**WORK TO COMPLETE**
Going through the data below, please show each line containing the string "Состав".

**RECORDS SHOWN**
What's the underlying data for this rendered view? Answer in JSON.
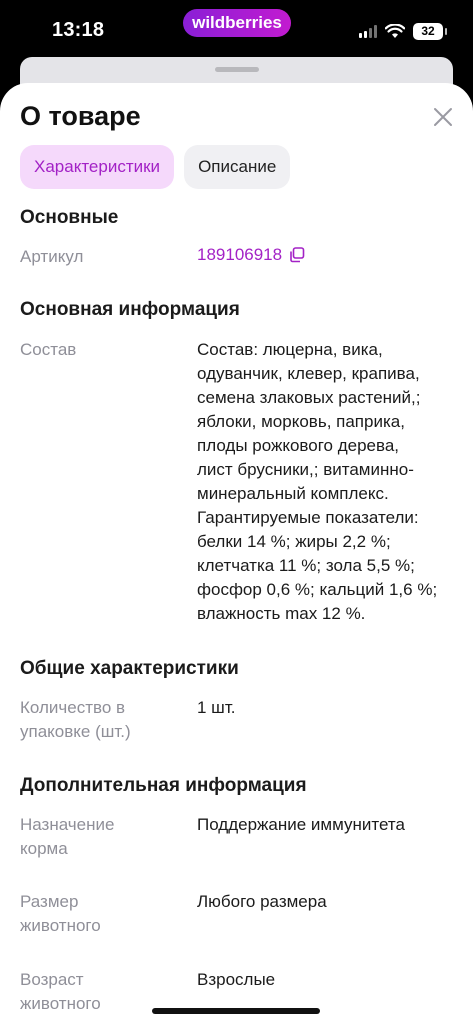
{
  "status_bar": {
    "time": "13:18",
    "brand": "wildberries",
    "battery": "32"
  },
  "sheet": {
    "title": "О товаре"
  },
  "tabs": [
    {
      "label": "Характеристики",
      "active": true
    },
    {
      "label": "Описание",
      "active": false
    }
  ],
  "sections": {
    "main": {
      "title": "Основные",
      "article_label": "Артикул",
      "article_value": "189106918"
    },
    "info": {
      "title": "Основная информация",
      "composition_label": "Состав",
      "composition_lines": [
        "Состав: люцерна, вика,",
        "одуванчик, клевер, крапива,",
        "семена злаковых растений,;",
        "яблоки, морковь, паприка,",
        "плоды рожкового дерева,",
        "лист брусники,; витаминно-",
        "минеральный комплекс.",
        "Гарантируемые показатели:",
        "белки 14 %; жиры 2,2 %;",
        "клетчатка 11 %; зола 5,5 %;",
        "фосфор 0,6 %; кальций 1,6 %;",
        "влажность max 12 %."
      ]
    },
    "general": {
      "title": "Общие характеристики",
      "qty_label_lines": [
        "Количество в",
        "упаковке (шт.)"
      ],
      "qty_value": "1 шт."
    },
    "extra": {
      "title": "Дополнительная информация",
      "purpose_label_lines": [
        "Назначение",
        "корма"
      ],
      "purpose_value": "Поддержание иммунитета",
      "size_label_lines": [
        "Размер",
        "животного"
      ],
      "size_value": "Любого размера",
      "age_label_lines": [
        "Возраст",
        "животного"
      ],
      "age_value": "Взрослые"
    }
  },
  "colors": {
    "accent": "#a322c6",
    "accent_bg": "#f5d9fb",
    "label": "#8f8f98",
    "brand_from": "#8a1fd6",
    "brand_to": "#c21bd0"
  },
  "icons": {
    "close": "close-icon",
    "copy": "copy-icon",
    "wifi": "wifi-icon",
    "signal": "cellular-signal-icon",
    "battery": "battery-icon"
  }
}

**YOUR RESPONSE**
      "composition_label": "Состав",
        "Состав: люцерна, вика,",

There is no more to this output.